Friday, July 22, 2011

Hypergraphia and Illustrated Manuscripts

Voynich Manuscript

The Voynich manuscripts are believed to be written between 1404 and 1438. I was searching for information on graphology and hypergraphia when I came across them and I was amazed at how contemporary they look. 

By comparison, here is a page by Jane LaFazio, a celebrated local artist and teacher:

Sample journal page, Jane LaFazio from her web page
And another by Vivian Swift, author:
Vivian Swift, from "When Wanderers Cease to Roam" page
The Voynich book has been described as "the world's most mysterious manuscript". Illustrated journals fascinate me. It's all I can do to get words on paper - how some extremely talented people have the ability to not only write but to decorate each page as they go is beyond me.

One of the many interesting things about this journal is that nobody has been able to translate it. The language is not known and no one can break the code if it was written in code. One can infer from the illustrations what various sections are about.  From Wikipedia: The book is named after the Polish-Lithuanian-American book dealer Wilfrid M. Voynich, who acquired it in 1912. The Voynich manuscript is owned by the Beinecke Rare Book and Manuscript Library of Yale University, and is formally referred to as "Beinecke MS 408". The first facsimile edition was published in 2005.[5]  It's now owned by Yale University. 

Voynich Manuscript

Voynich Manuscript

Voynich Manuscript

Voynich Manuscript

Finally, I found my way to information on Hypergraphia. What is it? From Wikipedia: Hypergraphia is an overwhelming urge to write. It is not itself a disorder, but can be associated with temporal lobe changes in epilepsy and mania in the context of bipolar disorder.

Lewis Carroll, the author of Alice in Wonderland, is said to have had hypergraphia.[4] In his lifetime he wrote over 98,000 letters varying in format. The letters were written backwards, in rebus, and in different patterns, such as the "Mouse Tail" in the former book. Some examples of his letters can be found here.

The Reverend Robert Shields maintained a diary chronicling every 5 minutes of his life from 1972 until a stroke disabled him in 1997. The hypergraphic work filled 81 boxes and contained approximately 38 million words.[5]
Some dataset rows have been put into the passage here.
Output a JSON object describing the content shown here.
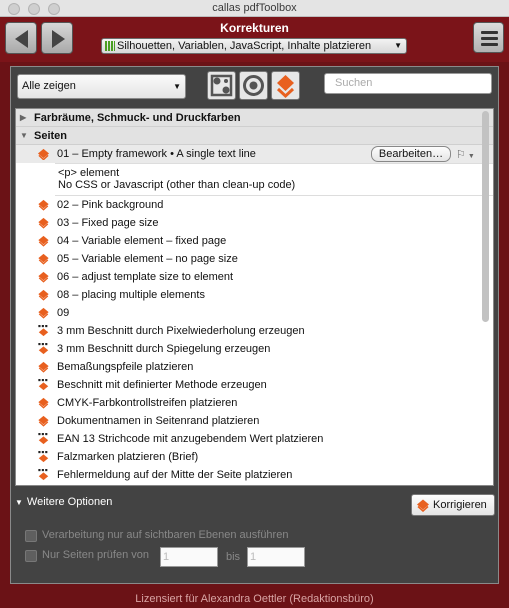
{
  "window": {
    "title": "callas pdfToolbox"
  },
  "header": {
    "title": "Korrekturen",
    "profile": "Silhouetten, Variablen, JavaScript, Inhalte platzieren"
  },
  "toolbar": {
    "filter": "Alle zeigen",
    "search_placeholder": "Suchen"
  },
  "list": {
    "groups": [
      {
        "label": "Farbräume, Schmuck- und Druckfarben",
        "expanded": false
      },
      {
        "label": "Seiten",
        "expanded": true
      }
    ],
    "selected_item": "01 – Empty framework • A single text line",
    "edit_button": "Bearbeiten…",
    "description": [
      "<p> element",
      "No CSS or Javascript (other than clean-up code)"
    ],
    "items": [
      "02 – Pink background",
      "03 – Fixed page size",
      "04 – Variable element – fixed page",
      "05 – Variable element – no page size",
      "06 – adjust template size to element",
      "08 – placing multiple elements",
      "09",
      "3 mm Beschnitt durch Pixelwiederholung erzeugen",
      "3 mm Beschnitt durch Spiegelung erzeugen",
      "Bemaßungspfeile platzieren",
      "Beschnitt mit definierter Methode erzeugen",
      "CMYK-Farbkontrollstreifen platzieren",
      "Dokumentnamen in Seitenrand platzieren",
      "EAN 13 Strichcode mit anzugebendem Wert platzieren",
      "Falzmarken platzieren (Brief)",
      "Fehlermeldung auf der Mitte der Seite platzieren"
    ]
  },
  "options": {
    "more_label": "Weitere Optionen",
    "fix_button": "Korrigieren",
    "visible_layers_label": "Verarbeitung nur auf sichtbaren Ebenen ausführen",
    "pages_label": "Nur Seiten prüfen von",
    "from_value": "1",
    "to_label": "bis",
    "to_value": "1"
  },
  "footer": {
    "license": "Lizensiert für Alexandra Oettler (Redaktionsbüro)"
  },
  "colors": {
    "accent": "#e8601f",
    "frame": "#7b1419",
    "panel": "#434343"
  }
}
Outsider artist and writer Henry Darger would appear to have been a case of hypergraphia, having produced what has been described as the longest novel in existence, The Story of the Vivian Girls.

American composer Alan Hovhaness is acknowledged as one of the most prolific of the 20th century and may have been affected by hypergraphia. He carried paper and pen wherever he went and is known to have composed almost everyday, in shopping malls, restaurants, and even on buses. He claimed to have thrown over 1,000 of his early compositions into the fireplace in the 1940s whilst still a young man, and even at the time of his death, in 2000, had penned around 500 more, most of which are published.

Former United States Senator Bob Graham has maintained a meticulous account of the daily events of his life. Between 1977 and 2003, Graham filled almost 4,000 notebooks,[6] recording such varied items as the movie he and his daughter rented on the eve of his grandchild's birth (Ace Ventura: Pet Detective, which, he noted, he rewound and returned), as well as details of strangers he'd met at airports so that he could follow up with a friendly letter. Each notebook, color-coded by season, covered two to three days. His daily entries included minutiae like his weight, clothes into which he changed, what he ate and where, as well as serious matters of state. When the company that manufactured Graham's notebooks ceased production, Graham bought up hundreds of the remaining stock. During the 2000 Presidential race, Vice President Al Gore considered Graham as a potential running mate, but campaign insiders worried Graham's habit of filling notebooks with daily minutia would be perceived by the public as eccentric.[7] Finally, late in the selection process, Gore decided against Graham.[8] Nevertheless, Graham maintained his notebooks were not diaries—as they contained no introspective commentary—but rather an efficient system for life management.[6] "I would rather have more detail than less," Graham told Time magazine in 2000. "I use [the notebooks] as a working tool. I review them for calls to be made, memos to be dictated, meetings I want to follow up on and things people promise to do. I would be reticent to be too open in describing personal feelings and emotions."[9] In the same article, an anonymous source close to Graham suspected the suicide of Graham's half-brother spurred Graham to seek control and discipline, one form of which was Graham's notebooks.[9]

Arthur Crew Inman (1895 - 1963) was a reclusive and unsuccessful American poet whose 17-million word diary, extending from 1919 to 1963, is one of the longest English language diaries on record. The diary was edited by Daniel Aaron and published in 1985 by Harvard University Press.

1 comment:

  1. This was so interesting but I was too overwhelmed to comment. Imagine - an unknown written language!!! & hypergraphia ?????

    I love it that we follow so many of the same blogs- like one big blogger neighborhood.